While there seem to be so many reasons to love Swift, the language is still far from perfect. Many developers and business owners are overly cautious when it comes to switching to the new language. There are several reasons for that.
The language is still quite young
Swift might be the fastest and most powerful language in the world, but still too young. It has many issues that need to be addressed and “growing pains” to experience. After all, three years is too little time for any language to mature, even if it is Swift.
Moreover, Swift still has a very limited number of “native” libraries and tools: Many of the available resources and tools dedicated to earlier Swift versions are useless with the newer releases.
Swift is considered a “moving target”
That said, it follows that Swift is often considered to be unstable due to the major changes that are introduced with every new release. One of the key problems articulated by many developers is the lack of backward compatibility with the older language versions. Consequently, developers are forced to completely rewrite their projects if they want to switch to the latest Swift version.
While Xcode provides a tool to help developers update their Swift code to newer versions, it doesn’t fix all the issues. Thus, porting your project to a newer Swift version can be time consuming and costly. If you have a very large project or a project that you don’t plan to update too often, Swift might be not the best option for you, at least for now.
Limited talent pool
While the Swift community is growing fast, it is still significantly smaller as compared to any other open source language. According to the latest StackOverflow Developer Survey, only 6.5 percent of the 64,000 respondents use Swift.

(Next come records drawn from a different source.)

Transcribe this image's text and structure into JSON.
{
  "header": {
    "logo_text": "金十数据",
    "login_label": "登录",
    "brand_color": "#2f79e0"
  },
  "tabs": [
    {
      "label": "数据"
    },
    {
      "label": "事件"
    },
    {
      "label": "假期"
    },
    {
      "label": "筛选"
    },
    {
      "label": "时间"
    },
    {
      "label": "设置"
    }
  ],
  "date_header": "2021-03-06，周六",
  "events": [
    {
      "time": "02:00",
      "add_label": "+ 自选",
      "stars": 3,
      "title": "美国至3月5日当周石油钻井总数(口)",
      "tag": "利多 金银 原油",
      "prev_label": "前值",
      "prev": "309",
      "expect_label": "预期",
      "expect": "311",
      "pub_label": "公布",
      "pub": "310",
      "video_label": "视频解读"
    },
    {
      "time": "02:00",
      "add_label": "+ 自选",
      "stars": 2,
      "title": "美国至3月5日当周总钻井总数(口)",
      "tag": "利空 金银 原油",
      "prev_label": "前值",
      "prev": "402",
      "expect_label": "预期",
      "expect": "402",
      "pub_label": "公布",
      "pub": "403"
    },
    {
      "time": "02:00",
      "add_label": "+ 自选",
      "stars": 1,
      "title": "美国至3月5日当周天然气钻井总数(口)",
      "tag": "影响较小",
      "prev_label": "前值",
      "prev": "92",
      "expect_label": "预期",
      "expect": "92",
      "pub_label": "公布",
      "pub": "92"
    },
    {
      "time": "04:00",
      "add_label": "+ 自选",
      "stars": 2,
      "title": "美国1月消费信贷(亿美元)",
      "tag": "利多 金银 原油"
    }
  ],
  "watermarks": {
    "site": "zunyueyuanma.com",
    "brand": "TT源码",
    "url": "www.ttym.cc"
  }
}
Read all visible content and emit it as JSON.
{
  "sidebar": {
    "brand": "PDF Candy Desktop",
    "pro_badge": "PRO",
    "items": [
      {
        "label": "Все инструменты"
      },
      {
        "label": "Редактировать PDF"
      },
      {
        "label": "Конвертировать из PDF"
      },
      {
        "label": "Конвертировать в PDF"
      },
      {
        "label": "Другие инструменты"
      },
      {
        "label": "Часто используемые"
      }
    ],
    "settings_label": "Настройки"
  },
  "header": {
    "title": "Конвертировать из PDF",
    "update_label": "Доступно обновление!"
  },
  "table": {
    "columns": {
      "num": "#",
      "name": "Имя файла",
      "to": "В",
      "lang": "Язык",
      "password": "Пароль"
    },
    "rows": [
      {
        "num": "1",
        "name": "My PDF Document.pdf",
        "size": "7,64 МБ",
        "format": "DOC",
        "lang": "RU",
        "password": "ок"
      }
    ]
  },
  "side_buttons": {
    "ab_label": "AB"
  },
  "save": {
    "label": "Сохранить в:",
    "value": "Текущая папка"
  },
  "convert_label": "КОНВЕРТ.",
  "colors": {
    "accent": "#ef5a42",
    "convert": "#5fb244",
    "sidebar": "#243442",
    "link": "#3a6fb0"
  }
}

At the same time, Upwork.com, a global freelance marketplace, finds that the demand for Swift programmers is growing, which might result in a talent gap.
While there are not many Swift developers out there, even fewer of them have decent hands-on experience with the language. There is probably only one person who has such experience with Swift, but Tesla already snagged that player for their roster.
Poor interoperability with third-party tools and IDEs
Largely due to frequent updates and lacking backward compatibility, as mentioned above, it is often hard to find the right tools to help with the certain tasks. Moreover, the official Apple IDE, XCode, lags in terms of tooling and support for Swift. Developers often report issues with syntax highlighting, autocomplete, refactoring tools, and compilers.
Lack of support for earlier iOS versions
You can only use Swift in the apps that target iOS7 and later. That said, Swift can’t be used for legacy projects running on older versions of the operating system.
However, per recent research, less than 5% of Apple devices currently run on iOS8 or earlier.
Source – david-smith.org
Can Swift Be the Future of iOS Development?
Despite its tender age and the attendant controversy, Swift already has a number of prominent success stories. Some of the companies that chose the new language are Lyft, LinkedIn, Coursera, Pandora, Vimeo, Twitter, Fitbit, and Groupon. Moreover, Facebook and Uber are reported to have shown significant interest in Swift.
With the new, purportedly more stable version of Swift scheduled for release later this year, many of the listed drawbacks will hopefully be addressed. Thus, Swift adoption will continue to grow, which soon might lead to a complete displacement of Objective-C as the leading first-class language for iOS mobile application development.
For business owners, it is crucial to be ready for any changes the market might impose. Thus, preparing to switch to the new language with minimum effort and at a reasonable cost should be one of the key strategies for the near future.
This post is a part of our “The Good and the Bad” series. For more information about the pros and cons of the most popular technologies, see the other articles from the series: